Intel is committed to building a leading-edge fab in Europe, but to do so the company will need almost $10 billion in subsidies, CEO Pat Gelsinger said in an interview with Politico Europe, as confirmed by Reuters. The exec pointed to the need for $9.7 billion in subsidies during a visit to Europe, where he met with politicians and business executives and landed on Germany and Benelux as good candidates for Intel's new fab.
"Geopolitically, if you're in Europe, you want to be in continental Europe," Gelsinger told Politico. "We think of Germany as a good candidate -- not the only, but a good candidate -- for where we might build our fabrication capabilities." Other candidates include Belgium, Netherlands and Luxemburg.
Building semiconductor production facilities in Europe and the U.S. is tricky financially. Intel has to compete against South Korean and Taiwanese rivals that enjoy lower taxes, labor costs and government incentives. In fact, incentives and subsidies have historically made Taiwan a semiconductor boon.
"What we are asking from both the U.S. and the European governments is to make it competitive for us to do it here compared to in Asia," Gelsinger said in an interview with Politico Europe, according to Reuters.
A plan to get some €8 billion ($9.7 billion) in subsidies, which may include incentives like tax breaks and direct investments, indicates that Intel is looking to build a fairly large and advanced fab in Europe. The project hasn't begun to take shape yet, so it's hard to accurately speculate on the fab's specific purposes. However, wouldn't be surprised to see a $25-$35 billion fab used to make both Intel's own and third-party products.
Intel already has a site in Ireland that has been home for the company's advanced fabs since the late 1980s. Right now, Intel is constructing a new EUV-ready fab at the site that will make chips using Intel's 7nm fabrication technology. So far, Intel has invested approximately $22 billion (€18.6 billion) in its camp near Leixlip, Ireland.

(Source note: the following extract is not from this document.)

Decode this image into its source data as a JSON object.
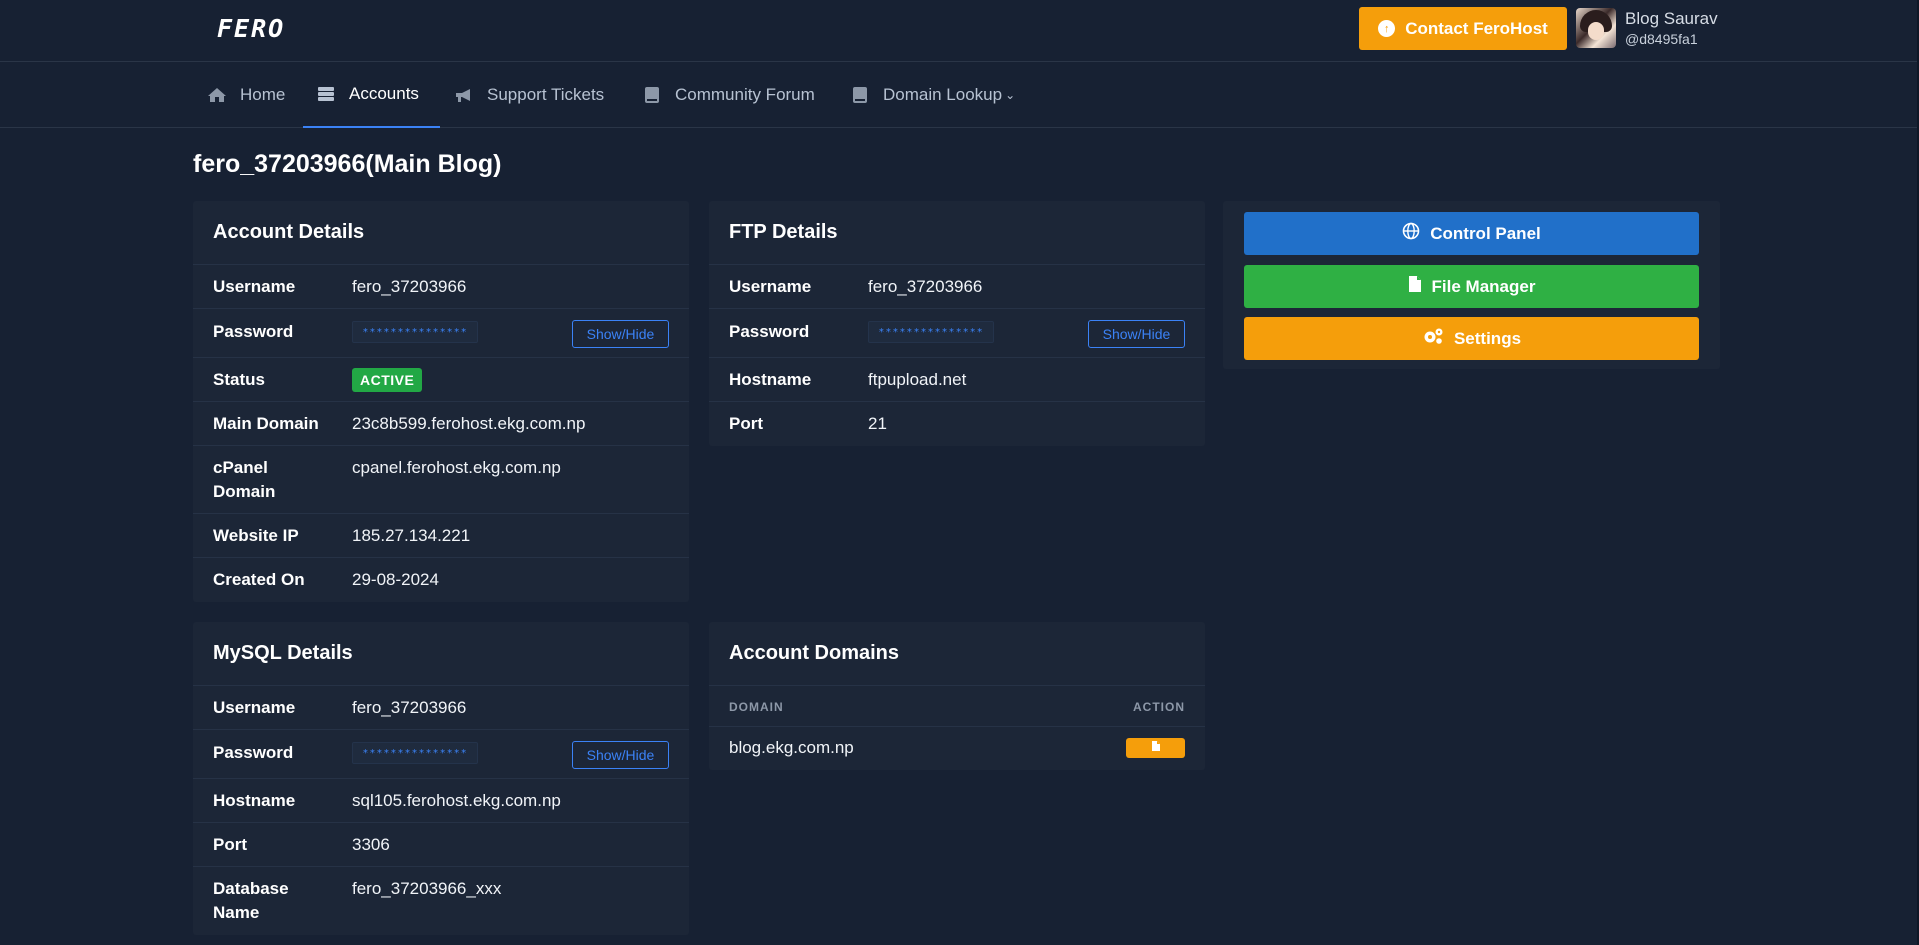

But Intel needs more capacity as it engages into its IDM 2.0 strategy that involves internal manufacturing, outsourcing and offering contract manufacturing services under the Intel Foundry Services brand. As part of its IDM 2.0 plan, Intel already announced intentions to invest $20 billion in two new manufacturing facilities in Arizona.

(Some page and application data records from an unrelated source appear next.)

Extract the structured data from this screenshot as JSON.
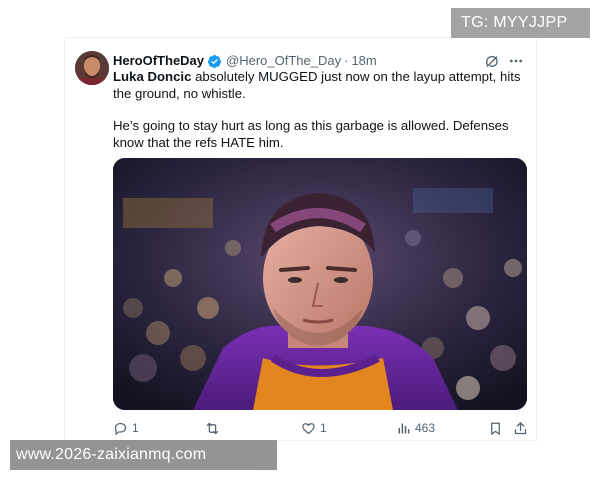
{
  "tweet": {
    "display_name": "HeroOfTheDay",
    "handle": "@Hero_OfThe_Day",
    "separator": "·",
    "time": "18m",
    "mention": "Luka Doncic",
    "paragraph1_rest": " absolutely MUGGED just now on the layup attempt, hits the ground, no whistle.",
    "paragraph2": "He’s going to stay hurt as long as this garbage is allowed. Defenses know that the refs HATE him.",
    "media_icon": "photo",
    "verified_color": "#1d9bf0"
  },
  "actions": {
    "reply_count": "1",
    "repost_count": "",
    "like_count": "1",
    "views_count": "463"
  },
  "icons": {
    "header": [
      "verified-icon",
      "grok-icon",
      "more-icon"
    ],
    "actions": [
      "reply-icon",
      "repost-icon",
      "like-icon",
      "views-icon",
      "bookmark-icon",
      "share-icon"
    ]
  },
  "overlays": {
    "top_right": "TG: MYYJJPP",
    "bottom_left": "www.2026-zaixianmq.com"
  }
}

This week, Gelsinger also reportedly met with execs from BMW, Deutsche Telecom and Volkswagen. He also met with Peter Altmaier, German Economy Minister, to discuss options. In addition, he met with executives from BMW and Deutsche Telecom, two long-time Intel customers. Some sources also noted that Gelsinger visited headquarters of Volkswagen Audi Group, though the chip giant has not confirmed this.